(Page and application data records)
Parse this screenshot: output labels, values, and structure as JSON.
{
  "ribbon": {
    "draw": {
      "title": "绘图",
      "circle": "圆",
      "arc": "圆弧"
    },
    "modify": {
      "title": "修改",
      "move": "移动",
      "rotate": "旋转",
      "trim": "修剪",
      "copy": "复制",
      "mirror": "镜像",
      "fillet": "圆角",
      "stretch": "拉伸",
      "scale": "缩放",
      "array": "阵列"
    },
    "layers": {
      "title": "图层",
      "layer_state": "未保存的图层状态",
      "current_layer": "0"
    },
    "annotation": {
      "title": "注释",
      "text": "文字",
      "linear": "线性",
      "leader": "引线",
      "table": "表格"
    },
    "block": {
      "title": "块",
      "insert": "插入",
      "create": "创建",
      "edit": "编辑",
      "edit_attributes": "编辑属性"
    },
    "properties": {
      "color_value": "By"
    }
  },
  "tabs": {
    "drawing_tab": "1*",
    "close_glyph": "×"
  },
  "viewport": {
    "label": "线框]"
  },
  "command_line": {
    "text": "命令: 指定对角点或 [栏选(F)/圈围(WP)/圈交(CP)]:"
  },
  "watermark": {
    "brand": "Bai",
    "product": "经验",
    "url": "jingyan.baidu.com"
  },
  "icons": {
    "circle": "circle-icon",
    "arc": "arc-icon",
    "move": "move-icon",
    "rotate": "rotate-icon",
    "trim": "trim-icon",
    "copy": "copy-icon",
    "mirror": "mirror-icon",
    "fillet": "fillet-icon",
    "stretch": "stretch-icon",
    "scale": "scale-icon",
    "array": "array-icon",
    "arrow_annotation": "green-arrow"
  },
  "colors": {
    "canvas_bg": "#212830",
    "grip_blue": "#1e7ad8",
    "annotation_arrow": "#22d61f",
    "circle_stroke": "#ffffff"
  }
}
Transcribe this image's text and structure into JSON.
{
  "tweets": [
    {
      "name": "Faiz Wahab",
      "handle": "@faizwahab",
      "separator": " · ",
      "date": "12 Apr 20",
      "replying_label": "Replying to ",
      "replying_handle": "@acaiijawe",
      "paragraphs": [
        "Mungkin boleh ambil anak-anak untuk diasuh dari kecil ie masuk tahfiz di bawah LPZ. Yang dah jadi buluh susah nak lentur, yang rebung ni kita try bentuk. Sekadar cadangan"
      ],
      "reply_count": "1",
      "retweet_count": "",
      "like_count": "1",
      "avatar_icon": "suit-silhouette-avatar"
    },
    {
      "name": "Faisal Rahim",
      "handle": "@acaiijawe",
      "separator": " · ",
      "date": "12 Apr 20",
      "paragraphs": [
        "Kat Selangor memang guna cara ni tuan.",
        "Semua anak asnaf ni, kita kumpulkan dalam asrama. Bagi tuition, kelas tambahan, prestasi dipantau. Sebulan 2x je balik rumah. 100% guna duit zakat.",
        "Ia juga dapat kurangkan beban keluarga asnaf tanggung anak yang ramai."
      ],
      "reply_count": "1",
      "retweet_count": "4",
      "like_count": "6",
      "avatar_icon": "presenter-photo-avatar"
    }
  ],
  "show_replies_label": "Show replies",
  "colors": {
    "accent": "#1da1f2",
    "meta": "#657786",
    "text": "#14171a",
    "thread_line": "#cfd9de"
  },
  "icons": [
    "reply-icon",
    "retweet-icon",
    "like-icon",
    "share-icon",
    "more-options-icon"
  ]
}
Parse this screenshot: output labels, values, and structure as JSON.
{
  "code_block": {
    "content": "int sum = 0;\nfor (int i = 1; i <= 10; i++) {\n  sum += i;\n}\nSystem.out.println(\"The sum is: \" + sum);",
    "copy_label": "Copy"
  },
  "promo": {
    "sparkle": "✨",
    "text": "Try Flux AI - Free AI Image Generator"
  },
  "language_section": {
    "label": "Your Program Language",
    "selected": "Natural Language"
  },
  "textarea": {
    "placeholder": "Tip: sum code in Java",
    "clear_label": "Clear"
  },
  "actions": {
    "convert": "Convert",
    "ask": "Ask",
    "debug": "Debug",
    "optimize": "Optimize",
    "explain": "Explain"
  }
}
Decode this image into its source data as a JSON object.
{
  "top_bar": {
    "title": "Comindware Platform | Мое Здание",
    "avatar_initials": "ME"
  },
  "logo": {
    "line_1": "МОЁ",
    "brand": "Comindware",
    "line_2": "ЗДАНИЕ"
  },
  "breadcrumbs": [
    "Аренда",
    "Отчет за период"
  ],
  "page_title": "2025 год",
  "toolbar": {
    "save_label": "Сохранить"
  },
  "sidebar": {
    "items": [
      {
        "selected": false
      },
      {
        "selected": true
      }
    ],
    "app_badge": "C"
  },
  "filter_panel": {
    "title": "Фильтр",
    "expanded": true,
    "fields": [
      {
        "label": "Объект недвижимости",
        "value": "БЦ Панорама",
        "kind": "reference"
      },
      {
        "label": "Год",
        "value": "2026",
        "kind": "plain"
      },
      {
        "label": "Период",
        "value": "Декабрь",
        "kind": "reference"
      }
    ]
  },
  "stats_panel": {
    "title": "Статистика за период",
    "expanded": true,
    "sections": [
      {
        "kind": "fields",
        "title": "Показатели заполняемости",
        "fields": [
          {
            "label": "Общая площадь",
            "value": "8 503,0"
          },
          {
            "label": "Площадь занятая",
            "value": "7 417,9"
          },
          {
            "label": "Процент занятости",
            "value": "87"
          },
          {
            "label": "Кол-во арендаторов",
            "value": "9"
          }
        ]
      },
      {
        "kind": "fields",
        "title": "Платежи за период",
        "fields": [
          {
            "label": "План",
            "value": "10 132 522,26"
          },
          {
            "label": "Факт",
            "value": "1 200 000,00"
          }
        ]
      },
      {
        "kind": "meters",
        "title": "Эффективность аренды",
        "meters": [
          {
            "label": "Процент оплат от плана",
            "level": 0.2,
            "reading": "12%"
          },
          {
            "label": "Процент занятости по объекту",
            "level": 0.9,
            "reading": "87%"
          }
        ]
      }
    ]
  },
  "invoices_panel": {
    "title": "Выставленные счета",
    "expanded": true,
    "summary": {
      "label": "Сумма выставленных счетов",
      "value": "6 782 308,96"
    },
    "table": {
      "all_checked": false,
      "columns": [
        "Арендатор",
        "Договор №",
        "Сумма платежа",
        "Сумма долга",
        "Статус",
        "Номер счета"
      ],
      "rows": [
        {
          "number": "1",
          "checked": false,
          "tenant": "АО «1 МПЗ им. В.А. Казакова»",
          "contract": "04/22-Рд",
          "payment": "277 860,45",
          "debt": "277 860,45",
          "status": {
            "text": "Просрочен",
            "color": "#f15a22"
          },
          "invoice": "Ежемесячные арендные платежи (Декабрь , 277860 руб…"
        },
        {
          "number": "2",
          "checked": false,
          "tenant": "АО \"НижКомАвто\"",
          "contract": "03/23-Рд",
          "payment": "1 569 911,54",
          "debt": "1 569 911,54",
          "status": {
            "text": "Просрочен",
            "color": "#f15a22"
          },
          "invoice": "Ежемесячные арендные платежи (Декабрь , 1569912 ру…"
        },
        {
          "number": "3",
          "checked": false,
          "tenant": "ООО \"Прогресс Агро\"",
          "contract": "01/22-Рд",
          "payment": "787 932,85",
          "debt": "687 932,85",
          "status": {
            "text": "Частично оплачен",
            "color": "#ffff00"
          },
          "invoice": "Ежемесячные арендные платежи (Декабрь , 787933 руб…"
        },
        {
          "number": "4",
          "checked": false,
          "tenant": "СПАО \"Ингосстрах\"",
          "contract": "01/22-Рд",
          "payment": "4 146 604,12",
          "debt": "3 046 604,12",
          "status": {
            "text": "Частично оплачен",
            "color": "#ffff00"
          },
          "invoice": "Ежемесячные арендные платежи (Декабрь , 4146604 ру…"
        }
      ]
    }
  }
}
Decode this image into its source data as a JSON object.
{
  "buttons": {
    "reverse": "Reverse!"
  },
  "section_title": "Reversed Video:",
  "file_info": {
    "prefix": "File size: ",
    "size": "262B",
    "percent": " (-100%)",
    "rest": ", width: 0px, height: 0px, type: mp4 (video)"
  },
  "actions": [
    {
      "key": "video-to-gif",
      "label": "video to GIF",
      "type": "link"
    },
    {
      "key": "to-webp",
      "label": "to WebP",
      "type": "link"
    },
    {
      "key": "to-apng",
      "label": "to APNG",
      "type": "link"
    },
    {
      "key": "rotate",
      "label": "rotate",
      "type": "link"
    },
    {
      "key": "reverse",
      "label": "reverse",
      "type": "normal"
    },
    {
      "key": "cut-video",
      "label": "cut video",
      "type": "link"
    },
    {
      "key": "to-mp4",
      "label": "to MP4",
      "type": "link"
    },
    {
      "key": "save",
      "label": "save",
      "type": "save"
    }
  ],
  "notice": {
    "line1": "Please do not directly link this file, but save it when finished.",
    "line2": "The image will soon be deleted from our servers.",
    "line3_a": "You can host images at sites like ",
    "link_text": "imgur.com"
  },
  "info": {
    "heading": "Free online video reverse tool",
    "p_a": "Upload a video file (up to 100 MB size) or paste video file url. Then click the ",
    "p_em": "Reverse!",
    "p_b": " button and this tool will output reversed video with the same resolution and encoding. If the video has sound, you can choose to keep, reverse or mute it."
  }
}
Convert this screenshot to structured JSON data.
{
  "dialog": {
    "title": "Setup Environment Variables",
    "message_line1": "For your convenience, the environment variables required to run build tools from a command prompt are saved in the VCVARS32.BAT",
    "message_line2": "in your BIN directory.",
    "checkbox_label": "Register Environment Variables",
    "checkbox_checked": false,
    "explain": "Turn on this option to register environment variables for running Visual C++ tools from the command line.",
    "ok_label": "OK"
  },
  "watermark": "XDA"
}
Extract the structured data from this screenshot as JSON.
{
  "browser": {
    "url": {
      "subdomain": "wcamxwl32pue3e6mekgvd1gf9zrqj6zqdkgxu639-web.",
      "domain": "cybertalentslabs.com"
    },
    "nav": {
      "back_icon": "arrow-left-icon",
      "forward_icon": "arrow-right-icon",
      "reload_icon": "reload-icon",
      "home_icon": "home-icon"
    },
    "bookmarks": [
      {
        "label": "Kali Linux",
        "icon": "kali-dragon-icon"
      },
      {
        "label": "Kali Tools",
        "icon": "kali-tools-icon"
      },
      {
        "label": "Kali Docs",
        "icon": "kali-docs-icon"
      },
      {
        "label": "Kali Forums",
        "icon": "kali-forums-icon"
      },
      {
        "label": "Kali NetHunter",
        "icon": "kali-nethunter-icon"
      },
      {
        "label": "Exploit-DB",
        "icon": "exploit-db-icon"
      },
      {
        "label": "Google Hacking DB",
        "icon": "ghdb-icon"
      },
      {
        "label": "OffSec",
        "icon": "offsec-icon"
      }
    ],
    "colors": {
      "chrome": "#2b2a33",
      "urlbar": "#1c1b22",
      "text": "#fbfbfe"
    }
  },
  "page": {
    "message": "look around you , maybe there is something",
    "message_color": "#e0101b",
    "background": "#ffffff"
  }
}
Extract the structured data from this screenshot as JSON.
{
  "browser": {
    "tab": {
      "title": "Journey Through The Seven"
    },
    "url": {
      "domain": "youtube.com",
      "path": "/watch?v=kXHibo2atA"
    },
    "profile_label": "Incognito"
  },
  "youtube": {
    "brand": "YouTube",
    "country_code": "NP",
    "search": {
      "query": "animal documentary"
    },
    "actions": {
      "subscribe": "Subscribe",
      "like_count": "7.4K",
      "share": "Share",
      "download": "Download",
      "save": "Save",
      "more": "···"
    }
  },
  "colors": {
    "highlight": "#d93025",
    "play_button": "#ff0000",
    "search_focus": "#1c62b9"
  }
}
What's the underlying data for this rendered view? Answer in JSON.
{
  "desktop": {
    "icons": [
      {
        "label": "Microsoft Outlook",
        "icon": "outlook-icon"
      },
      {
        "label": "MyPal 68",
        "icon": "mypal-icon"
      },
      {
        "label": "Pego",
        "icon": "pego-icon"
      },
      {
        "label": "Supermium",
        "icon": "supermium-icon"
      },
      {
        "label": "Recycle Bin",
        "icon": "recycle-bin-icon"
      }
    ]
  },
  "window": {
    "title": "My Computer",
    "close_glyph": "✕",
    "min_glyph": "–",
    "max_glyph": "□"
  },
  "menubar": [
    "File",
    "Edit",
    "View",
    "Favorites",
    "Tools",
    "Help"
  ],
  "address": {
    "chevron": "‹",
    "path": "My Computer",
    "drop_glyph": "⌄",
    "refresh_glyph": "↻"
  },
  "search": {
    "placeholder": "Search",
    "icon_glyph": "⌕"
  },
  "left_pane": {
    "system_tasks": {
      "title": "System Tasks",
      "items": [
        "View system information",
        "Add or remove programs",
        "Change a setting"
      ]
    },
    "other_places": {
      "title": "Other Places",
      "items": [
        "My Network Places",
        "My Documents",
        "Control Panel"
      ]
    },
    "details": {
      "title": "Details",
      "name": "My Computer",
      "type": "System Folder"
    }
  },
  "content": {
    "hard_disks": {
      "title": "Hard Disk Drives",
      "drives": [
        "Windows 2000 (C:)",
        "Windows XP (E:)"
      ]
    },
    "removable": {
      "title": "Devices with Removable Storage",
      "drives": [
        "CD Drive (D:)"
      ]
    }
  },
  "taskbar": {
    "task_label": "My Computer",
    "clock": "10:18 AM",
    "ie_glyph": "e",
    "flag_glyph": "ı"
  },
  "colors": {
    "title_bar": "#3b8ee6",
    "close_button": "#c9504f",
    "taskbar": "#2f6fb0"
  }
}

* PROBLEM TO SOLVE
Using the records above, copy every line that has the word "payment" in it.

* WRITTEN ANSWER
          "payment": "277 860,45",
          "payment": "1 569 911,54",
          "payment": "787 932,85",
          "payment": "4 146 604,12",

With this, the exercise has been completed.